Amanda Cheung, MD; Sajal Tanna, MD, MPH; Michael G. Ison, MD, MS


Semin Respir Crit Care Med. 2018;39(5):578-587. 

In This Article

Infectious Work-up and Exclusion for Undergoing Liver Transplantation
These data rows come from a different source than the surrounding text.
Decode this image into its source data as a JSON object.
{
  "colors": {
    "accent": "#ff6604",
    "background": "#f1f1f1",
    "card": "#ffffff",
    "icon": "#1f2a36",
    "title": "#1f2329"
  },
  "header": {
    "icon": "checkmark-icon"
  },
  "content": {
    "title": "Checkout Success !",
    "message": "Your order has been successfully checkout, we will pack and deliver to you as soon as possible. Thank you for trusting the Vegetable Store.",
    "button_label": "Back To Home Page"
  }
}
Patients with ACLF who are listed for liver transplantation move higher on the waiting list as their MELD increases because of critical illness. Readiness for liver transplantation from an infectious perspective should be determined in conjunction with a transplant infectious disease specialist. Patients with active, uncontrolled infection are not suitable for transplantation. For patients diagnosed with pneumonia, SBP, UTI, or BSI, infections need to be adequately treated before attempting liver transplantation. After initiation of appropriate antimicrobial therapy, demonstration of clinical improvement with resolution of infection should be demonstrated by repeat negative cultures or imaging.[120] Patients with active CDI should not undergo transplantation until diarrhea has resolved. Patients with bacteremia or infective endocarditis should complete therapy before undergoing liver transplantation. Patients with SBP who clinically improve with antibiotics can proceed to transplant as long as there is a thorough evaluation of the abdominal cavity prior to performing the hepatectomy. Active infections with tuberculosis, nontuberculous mycobacteria, histoplasmosis, blastomycosis, coccidiomycosis, cryptococcosis, or invasive fungal infection are a contraindication to transplantation; however, reconsideration for transplant can be given once the infection has been adequately treated and there is clinical, radiographic, and microbiological resolution of these infections.[120,121] Asymptomatic bacteruria and funguria are not contraindications to transplant. Latent tuberculosis or positive Strongyloides serology without an evidence of active infection are not barriers to transplantation, but therapy should be planned before or immediately after transplant to avoid posttransplant infections.[122,123]